3000-year-old copper mask discovered

3000-year-old copper mask discovered

3000-year-old copper mask discovered

Scientists have discovered a 3,000-year-old rectangular copper mask in Argentina - one of the oldest human-made metal object from South America.

The mask, that dates back to about 1000 BC, was found at a site where adults and children were buried.

Holes mark the position of the mask's eyes, nose and mouth, with additional small, circular openings near the edges that could have been threaded to secure it to a face or an object.

Scientists from University of Buenos Aires in Argentina also found a source of copper ore within 70 kilometres of the location where the mask was uncovered, suggesting that it was produced locally.
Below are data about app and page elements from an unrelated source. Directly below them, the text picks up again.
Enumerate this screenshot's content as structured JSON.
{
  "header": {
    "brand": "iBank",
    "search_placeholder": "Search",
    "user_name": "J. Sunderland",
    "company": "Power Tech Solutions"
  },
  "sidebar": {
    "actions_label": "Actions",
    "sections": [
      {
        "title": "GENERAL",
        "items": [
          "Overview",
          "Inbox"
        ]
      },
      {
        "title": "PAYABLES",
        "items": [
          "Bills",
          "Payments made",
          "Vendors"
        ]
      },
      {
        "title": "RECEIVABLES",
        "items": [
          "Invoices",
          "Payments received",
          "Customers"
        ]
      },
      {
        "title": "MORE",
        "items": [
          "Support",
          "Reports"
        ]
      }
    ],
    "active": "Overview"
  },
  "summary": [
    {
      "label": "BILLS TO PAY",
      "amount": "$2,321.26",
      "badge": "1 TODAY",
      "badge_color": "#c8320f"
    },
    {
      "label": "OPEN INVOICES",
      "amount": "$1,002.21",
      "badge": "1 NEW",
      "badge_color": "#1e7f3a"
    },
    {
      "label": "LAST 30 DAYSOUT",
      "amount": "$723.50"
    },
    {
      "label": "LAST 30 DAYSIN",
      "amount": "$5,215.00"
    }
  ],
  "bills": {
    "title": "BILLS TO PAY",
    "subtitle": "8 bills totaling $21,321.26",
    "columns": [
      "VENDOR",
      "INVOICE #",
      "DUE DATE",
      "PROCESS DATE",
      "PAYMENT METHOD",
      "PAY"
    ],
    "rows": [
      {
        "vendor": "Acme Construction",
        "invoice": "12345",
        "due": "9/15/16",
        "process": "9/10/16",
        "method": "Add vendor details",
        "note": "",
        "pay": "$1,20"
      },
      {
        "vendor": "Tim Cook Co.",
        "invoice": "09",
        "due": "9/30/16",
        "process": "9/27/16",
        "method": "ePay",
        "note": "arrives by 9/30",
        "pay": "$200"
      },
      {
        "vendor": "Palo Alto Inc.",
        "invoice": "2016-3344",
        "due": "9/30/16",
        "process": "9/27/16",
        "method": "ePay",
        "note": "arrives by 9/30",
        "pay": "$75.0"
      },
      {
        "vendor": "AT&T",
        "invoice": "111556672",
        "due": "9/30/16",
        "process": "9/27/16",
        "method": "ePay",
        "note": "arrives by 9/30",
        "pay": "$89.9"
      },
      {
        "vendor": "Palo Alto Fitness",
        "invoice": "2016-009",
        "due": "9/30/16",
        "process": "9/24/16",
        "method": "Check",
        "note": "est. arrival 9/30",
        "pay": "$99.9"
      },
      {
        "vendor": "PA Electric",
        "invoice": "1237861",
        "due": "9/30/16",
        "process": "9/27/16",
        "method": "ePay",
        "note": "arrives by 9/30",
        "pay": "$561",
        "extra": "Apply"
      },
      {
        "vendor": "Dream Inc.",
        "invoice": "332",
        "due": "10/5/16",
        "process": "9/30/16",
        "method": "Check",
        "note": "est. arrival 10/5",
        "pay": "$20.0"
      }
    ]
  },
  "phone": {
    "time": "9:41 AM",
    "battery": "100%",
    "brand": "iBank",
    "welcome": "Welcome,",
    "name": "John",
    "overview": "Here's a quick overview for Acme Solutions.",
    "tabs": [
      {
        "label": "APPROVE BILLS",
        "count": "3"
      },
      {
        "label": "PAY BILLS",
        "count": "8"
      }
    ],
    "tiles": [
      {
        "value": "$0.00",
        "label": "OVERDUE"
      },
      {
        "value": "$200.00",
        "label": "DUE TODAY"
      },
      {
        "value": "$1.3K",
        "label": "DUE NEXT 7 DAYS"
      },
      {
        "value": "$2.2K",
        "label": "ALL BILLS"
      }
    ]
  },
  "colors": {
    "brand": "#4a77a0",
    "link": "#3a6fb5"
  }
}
It is probable that metalworking emerged in Argentina at the same time that it was developing in Peru, the researchers wrote in the study published in the journal Antiquity.

The metal mask - along with a collection of human bones — was found in a tomb near a village in northwestern Argentina.

There were about 14 bodies in the burial area, with the bones all mixed together and the mask placed on top of one corner of the pile.

Another burial area nearby held a single occupant. The bones of a child about 8 to 12 years old, also dating to about 3,000 years ago, were buried with a stone bead and a copper pendant, 'Live Science' reported.

The mask measures about 18 centimetres long and nearly 15 cm wide. To create the mask, someone would have hammered the metal flat while it was cold and then reheated it, researchers said.

The age of these metal objects - particularly the mask, crafted to deliberately resemble a human face - strongly suggests that people in the Argentinian regions of the Andes were shaping copper into artifacts earlier than previously thought, they said.